This reprint of a September 2014 blog post recounting Msgr. Charles Pope’s story of a terrifying encounter with an apparently demonically-possessed person during the consecration at a Mass he offered nearly two decades ago garnered 70,522 views in 2016. But since it was first published, this brief blog post — unusually short by our standards at less than 800 words — is actually our most-viewed post of all-time, with a grand total of 268,623 pageviews.
On the morning of May 15, 2016 — Pentecost Sunday — I received a voice mail message from 1P5 contributor Dr. Maike Hickson, who had just gotten off the phone with Fr. Ingo Dollinger, an elderly German priest who was close to St. Padre Pio and who had been a long-time friend and collaborator of Pope Emeritus Benedict XVI. Later that day, we published the account of her phone call with Fr. Dollinger, in which he confirmed a story that had been circulating in Catholic circles for years, indicating that he had gone to Rome for the June, 2000 publication of the Third Secret of Fatima by the Congregation for the Doctrine of the Faith, but was surprised to hear something less than what previous conversations with then-Cardinal Ratzinger had led him to believe amounted to the full Third Secret. According to Dollinger, when pressed, Ratzinger had admitted to him, “There is more than what we published.”

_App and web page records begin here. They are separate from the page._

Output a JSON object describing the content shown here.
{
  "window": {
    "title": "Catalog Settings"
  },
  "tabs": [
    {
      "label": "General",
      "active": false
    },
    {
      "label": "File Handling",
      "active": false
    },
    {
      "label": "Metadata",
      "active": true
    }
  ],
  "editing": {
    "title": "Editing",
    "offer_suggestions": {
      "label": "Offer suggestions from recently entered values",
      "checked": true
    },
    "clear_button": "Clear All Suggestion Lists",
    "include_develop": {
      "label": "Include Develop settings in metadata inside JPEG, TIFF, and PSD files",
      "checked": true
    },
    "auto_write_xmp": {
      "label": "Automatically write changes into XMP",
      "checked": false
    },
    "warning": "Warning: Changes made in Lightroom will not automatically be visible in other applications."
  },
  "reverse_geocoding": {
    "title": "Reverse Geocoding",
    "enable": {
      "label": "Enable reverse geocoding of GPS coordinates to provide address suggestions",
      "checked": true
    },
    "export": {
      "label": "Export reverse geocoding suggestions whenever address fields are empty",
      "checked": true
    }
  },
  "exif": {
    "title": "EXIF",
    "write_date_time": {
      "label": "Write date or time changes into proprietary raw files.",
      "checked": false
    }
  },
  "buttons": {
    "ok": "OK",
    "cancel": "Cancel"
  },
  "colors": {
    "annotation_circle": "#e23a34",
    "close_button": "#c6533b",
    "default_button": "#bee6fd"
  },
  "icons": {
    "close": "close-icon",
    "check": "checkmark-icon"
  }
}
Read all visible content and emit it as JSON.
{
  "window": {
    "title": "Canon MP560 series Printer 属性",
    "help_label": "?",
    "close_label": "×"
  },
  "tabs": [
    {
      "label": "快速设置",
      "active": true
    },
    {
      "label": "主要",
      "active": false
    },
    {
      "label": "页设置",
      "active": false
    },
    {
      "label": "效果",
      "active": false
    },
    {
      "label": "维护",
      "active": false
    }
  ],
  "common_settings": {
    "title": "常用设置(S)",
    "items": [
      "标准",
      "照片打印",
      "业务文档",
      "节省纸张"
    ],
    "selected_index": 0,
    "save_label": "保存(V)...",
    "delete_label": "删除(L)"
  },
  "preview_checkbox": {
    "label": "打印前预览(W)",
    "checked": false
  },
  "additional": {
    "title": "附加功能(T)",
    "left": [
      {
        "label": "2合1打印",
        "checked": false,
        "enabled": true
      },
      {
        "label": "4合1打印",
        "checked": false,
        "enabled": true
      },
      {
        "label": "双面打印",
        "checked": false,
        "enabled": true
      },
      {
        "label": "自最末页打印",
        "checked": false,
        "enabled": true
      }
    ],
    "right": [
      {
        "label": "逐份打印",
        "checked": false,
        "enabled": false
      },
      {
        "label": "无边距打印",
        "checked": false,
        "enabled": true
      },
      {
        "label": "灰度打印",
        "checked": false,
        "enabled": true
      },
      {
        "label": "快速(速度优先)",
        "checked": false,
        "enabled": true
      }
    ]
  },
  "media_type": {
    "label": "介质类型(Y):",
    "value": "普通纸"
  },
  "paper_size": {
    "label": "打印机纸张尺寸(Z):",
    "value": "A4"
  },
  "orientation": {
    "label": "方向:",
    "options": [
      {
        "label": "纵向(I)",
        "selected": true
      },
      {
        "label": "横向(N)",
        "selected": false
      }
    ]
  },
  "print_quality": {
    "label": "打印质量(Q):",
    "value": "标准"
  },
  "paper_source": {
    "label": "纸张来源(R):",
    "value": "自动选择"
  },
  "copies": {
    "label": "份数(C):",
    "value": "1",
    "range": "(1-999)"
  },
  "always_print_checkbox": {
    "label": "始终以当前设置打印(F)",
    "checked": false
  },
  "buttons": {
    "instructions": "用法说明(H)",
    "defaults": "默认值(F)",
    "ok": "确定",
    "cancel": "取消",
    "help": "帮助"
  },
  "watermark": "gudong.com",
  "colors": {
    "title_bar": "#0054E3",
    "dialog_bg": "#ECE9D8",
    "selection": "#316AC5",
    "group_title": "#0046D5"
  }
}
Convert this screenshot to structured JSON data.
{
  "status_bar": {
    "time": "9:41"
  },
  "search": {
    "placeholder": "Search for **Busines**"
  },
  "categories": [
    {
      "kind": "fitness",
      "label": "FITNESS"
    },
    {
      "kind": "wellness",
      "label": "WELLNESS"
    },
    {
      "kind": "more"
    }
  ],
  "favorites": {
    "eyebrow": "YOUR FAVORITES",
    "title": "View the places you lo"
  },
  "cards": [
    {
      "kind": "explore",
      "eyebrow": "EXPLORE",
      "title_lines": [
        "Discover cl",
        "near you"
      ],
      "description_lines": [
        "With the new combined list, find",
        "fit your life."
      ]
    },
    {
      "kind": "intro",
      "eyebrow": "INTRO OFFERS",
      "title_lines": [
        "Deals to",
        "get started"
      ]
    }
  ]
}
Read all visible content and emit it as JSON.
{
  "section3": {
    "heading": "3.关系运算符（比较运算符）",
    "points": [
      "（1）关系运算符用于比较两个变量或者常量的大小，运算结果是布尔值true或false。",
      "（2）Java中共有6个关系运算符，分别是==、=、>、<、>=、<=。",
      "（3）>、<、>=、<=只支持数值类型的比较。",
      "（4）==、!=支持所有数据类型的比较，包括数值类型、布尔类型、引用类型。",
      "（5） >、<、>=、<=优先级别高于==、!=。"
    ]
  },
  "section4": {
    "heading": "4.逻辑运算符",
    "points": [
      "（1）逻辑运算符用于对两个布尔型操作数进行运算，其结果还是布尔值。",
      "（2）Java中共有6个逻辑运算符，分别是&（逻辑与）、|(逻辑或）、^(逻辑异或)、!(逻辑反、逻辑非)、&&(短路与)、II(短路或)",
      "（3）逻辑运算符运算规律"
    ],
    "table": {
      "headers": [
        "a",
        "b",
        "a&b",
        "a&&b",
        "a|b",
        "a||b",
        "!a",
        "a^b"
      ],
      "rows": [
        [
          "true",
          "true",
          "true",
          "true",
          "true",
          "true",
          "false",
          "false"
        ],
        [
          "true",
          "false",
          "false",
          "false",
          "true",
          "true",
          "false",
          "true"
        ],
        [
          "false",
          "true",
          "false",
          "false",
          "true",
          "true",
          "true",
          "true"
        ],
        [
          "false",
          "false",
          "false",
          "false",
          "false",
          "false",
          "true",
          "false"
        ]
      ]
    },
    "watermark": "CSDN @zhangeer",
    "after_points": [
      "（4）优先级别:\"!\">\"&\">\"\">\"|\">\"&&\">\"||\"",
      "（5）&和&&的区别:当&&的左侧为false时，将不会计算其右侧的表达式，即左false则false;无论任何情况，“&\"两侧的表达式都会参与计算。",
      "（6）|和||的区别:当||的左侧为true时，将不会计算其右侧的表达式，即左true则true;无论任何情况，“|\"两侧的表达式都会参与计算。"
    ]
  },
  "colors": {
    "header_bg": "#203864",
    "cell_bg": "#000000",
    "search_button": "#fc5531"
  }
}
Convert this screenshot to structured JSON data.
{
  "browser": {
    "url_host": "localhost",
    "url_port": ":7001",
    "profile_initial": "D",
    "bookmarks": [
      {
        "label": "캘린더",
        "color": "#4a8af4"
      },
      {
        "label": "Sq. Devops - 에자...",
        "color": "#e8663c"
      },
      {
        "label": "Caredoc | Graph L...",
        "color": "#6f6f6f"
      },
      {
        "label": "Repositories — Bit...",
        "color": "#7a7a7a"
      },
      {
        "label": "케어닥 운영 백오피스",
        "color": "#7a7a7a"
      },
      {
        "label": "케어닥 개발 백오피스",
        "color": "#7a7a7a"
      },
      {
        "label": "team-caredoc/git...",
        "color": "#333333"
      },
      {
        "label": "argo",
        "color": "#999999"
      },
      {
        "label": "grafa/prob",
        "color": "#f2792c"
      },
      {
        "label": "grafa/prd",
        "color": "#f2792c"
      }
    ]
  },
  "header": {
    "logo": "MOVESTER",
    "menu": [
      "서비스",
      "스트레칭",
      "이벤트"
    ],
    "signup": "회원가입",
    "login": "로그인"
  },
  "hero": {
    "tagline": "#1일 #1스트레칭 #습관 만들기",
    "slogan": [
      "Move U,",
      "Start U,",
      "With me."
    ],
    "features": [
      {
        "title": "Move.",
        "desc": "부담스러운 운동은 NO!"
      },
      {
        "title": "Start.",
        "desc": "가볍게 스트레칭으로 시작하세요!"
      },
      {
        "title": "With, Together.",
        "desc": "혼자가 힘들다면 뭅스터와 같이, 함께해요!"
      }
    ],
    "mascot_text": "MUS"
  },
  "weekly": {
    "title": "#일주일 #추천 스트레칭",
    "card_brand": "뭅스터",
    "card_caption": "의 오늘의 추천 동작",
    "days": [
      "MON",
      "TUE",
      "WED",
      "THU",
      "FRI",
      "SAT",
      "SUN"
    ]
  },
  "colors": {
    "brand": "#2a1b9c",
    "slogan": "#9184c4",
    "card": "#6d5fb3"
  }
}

So widely was this story read — amassing 49,423 of its 91,558 pageviews in the first 24 hours — that the Vatican issued a bulletin with an official denial from Pope Emeritus Benedict XVI, the first (and to our knowledge only) time he had broken his silence to address a current story facing the Church. Our writeup on this suspicious communique was seen at the top of the page as our 10th most viewed story of the year.
This breaking news story out of France that showed priests being dragged from the altar of a TLM offered at a condemned parish in Paris (slated to be turned into a parking lot) by police in riot gear really hit a nerve — especially because it happened just days after the killing of Fr. Jaques Hamel in the parish of Saint-Étienne-du-Rouvray in Normandy. The story appeared on August 3rd, 2016 — just hours after the event transpired — and amassed a stunning 73,348 pageviews in its first 24 hours online. By the time the coverage had played itself out, it wound up at 98,454 pageviews, with nearly 15,000 Facebook shares.
This laser-accurate homage to C.S. Lewis’ famously imagined demonic dialogue was far and away our top post of the year with 122,366 views. Originally published at 1P5 in May of 2015, it was a reprint of a 2014 post on the website of Kelsey Slade, a Protestant writer who blogs about marriage, family, and faith issues at her website, Organizing Life With Littles. This post found its origins here after my wife sent it to me, praising it for its insights. After reading it, I reached out to the author, who graciously allowed us to reprint it. Since it first appeared at 1P5 in 2015, it has amassed a total of 146,833 views and nearly 40,000 Facebook shares, making it the fourth-most viewed post overall in our history.
And that’s it for our top ten list for this year. We look forward to sharing more fantastic content with you in 2017!
Steve Skojec is the Founding Publisher of OnePeterFive.com. He received his BA in Communications and Theology from Franciscan University of Steubenville in 2001. His commentary has appeared in The New York Times, USA Today, The Washington Post, The Washington Times, Crisis Magazine, EWTN, Huffington Post Live, The Fox News Channel, Foreign Policy, and the BBC. Steve and his wife Jamie have eight children. You can find more of his writing at his Substack, The Skojec File.